══ Entries shown ══
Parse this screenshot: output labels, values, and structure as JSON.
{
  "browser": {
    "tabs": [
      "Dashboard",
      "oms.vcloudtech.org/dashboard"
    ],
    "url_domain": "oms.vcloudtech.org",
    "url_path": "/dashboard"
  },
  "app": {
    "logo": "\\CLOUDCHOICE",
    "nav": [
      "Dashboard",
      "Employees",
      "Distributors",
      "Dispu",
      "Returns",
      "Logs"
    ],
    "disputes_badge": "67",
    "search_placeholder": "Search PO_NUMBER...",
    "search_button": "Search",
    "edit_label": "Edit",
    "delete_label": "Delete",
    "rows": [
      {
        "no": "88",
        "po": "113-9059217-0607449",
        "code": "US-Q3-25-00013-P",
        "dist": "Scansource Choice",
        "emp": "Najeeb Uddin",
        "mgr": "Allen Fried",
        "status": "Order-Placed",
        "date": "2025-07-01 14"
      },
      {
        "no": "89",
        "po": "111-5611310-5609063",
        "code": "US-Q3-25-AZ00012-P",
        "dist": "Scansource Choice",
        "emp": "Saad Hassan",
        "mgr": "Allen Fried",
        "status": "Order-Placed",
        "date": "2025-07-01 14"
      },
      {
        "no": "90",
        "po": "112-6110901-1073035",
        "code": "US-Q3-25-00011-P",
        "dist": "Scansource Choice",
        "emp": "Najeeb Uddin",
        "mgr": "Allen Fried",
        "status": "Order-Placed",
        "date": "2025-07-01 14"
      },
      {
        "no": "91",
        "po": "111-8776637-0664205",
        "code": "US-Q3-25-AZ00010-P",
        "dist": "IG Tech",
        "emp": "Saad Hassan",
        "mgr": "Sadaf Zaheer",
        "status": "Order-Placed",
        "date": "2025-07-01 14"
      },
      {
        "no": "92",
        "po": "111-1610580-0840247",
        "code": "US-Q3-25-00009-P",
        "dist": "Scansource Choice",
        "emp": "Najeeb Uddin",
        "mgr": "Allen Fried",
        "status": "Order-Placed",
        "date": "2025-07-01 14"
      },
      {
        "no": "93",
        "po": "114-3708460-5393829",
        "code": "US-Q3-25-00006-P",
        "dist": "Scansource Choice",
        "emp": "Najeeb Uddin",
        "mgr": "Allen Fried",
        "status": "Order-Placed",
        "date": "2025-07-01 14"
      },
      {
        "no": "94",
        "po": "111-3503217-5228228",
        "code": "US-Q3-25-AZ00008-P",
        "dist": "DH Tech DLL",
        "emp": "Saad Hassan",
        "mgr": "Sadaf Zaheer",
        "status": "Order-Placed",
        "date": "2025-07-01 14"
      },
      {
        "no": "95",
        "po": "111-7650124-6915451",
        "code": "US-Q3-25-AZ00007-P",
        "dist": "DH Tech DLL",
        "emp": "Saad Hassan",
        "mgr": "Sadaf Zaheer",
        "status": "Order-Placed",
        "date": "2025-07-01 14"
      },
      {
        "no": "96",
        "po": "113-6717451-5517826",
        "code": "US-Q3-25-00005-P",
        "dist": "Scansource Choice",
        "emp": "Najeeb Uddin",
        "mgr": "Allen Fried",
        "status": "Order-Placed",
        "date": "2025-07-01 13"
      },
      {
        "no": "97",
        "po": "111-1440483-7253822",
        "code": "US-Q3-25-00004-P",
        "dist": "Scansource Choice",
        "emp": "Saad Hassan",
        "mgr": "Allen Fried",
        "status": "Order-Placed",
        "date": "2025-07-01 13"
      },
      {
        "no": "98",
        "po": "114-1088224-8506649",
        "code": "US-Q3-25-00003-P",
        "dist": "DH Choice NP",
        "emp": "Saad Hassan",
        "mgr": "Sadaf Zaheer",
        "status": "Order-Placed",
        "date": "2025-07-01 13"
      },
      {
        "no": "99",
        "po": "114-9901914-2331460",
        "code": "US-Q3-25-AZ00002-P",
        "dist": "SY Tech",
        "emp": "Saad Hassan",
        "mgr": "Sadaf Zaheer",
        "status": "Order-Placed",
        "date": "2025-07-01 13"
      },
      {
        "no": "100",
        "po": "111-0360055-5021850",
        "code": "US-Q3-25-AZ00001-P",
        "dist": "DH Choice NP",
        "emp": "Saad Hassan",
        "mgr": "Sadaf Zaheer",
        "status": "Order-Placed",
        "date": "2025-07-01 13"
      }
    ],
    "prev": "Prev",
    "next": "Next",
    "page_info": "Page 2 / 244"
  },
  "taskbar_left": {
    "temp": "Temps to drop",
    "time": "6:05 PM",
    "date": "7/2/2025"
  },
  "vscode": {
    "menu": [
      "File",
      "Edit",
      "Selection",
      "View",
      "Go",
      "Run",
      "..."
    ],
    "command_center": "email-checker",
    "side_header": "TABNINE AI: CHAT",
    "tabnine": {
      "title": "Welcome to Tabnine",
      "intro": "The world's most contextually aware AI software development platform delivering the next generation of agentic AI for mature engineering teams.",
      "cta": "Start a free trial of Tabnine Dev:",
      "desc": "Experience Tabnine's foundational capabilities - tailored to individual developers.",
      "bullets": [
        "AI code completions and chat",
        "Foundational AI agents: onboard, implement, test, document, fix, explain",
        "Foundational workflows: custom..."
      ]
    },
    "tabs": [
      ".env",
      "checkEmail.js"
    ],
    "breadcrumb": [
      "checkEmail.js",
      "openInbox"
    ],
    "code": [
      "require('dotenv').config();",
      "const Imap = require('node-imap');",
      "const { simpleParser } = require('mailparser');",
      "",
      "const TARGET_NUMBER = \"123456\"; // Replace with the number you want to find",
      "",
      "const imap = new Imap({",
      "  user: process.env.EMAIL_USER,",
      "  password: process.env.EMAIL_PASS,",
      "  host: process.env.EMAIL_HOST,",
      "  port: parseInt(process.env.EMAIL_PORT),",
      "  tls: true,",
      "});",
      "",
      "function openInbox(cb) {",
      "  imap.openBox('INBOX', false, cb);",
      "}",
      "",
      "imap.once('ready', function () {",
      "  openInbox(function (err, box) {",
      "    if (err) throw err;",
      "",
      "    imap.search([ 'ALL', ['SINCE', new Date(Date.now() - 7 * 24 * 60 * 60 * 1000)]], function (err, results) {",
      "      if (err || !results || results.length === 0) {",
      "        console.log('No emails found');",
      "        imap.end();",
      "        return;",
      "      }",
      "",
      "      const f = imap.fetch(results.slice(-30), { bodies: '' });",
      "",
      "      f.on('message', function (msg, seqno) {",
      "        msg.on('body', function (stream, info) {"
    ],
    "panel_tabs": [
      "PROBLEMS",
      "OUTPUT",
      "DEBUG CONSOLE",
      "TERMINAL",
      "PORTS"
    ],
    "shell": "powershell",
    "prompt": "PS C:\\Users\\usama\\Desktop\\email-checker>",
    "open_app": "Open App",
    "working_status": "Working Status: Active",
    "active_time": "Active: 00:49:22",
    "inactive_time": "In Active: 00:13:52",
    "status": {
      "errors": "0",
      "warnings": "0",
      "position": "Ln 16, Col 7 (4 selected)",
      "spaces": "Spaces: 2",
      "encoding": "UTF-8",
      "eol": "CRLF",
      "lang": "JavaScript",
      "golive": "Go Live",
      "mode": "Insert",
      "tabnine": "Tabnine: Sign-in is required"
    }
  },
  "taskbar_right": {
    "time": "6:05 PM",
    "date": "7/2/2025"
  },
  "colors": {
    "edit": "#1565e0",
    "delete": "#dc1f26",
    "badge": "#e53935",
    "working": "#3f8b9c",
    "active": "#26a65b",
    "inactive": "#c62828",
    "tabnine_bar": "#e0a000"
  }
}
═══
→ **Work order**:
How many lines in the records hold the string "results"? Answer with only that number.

→ **Output of the task**:
3